After flour and corn tortilla products are baked, they enter a cooling conveyor. Flour tortillas go through a cooling room that is kept at 56°F. This room cools tortillas for about six minutes. “If you don’t cool it, and you put it in the package while it’s hot, then the package acts as a microwave, which starts the molding process,” Cardenas says. “This cooling room helped us go all summer without mold, which is a big thing in Texas.”
After cooling, products are transferred to the atmospherically controlled packaging room. The company’s flour tortilla packaging is completely automated, with stackers, baggers and sealers. The corn tortilla packaging area still uses manual labor because “equipment manufacturers haven’t developed systems to handle stacks of corn tortillas that are more than 6 ins. in height,” Cardenas says.
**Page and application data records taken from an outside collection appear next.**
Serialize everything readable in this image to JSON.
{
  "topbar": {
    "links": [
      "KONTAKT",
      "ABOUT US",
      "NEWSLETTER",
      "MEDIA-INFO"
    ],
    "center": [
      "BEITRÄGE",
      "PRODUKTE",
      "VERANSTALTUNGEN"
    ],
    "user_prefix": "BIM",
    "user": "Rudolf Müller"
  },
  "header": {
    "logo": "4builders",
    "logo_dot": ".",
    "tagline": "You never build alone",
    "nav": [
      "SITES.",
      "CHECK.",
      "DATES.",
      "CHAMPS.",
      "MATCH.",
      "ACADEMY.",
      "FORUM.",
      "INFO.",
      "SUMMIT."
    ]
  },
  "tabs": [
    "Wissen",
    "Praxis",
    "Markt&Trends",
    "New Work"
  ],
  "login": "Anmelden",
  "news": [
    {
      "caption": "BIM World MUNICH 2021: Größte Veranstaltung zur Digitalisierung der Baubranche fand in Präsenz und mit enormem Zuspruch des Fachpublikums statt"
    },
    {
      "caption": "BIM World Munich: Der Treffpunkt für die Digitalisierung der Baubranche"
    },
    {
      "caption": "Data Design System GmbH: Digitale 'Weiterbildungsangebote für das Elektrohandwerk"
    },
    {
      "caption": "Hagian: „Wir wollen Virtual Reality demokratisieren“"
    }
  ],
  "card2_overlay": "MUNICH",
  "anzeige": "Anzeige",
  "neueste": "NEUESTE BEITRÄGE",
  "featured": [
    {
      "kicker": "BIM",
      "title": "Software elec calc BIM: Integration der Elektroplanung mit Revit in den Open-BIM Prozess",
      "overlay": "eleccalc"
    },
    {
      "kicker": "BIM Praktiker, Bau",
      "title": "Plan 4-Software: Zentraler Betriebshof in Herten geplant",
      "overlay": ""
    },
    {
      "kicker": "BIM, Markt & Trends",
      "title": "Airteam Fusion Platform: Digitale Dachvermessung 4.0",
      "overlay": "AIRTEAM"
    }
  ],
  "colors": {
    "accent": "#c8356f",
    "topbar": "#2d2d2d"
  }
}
Since Lobo Tortilla Factory opened its doors in January 2005, the company has built a solid foundation of institutional business, such as non-commercial foodservice operators and contract manufacturing. The company also is building solid relationships with local and regional distributors. Up next, the launch of a retail brand, which the company hopes will gain it even greater penetration in the U.S. market.
Company Profile Lobo Tortilla Factory Inc.
Plant size: 127,000 sq. ft.
Production lines: Three flour and four corn tortilla lines.
Key personnel: Brett Landes, chairman and cofounder; John Sommerhalder, chief executive officer; David Cardenas, cofounder and consultant; Matt Landes, chief operating officer; Thomas Rowell, chief financial officer; Alfredo Elias, executive vice president of sales.
Distribution area: About 30 states throughout the United States.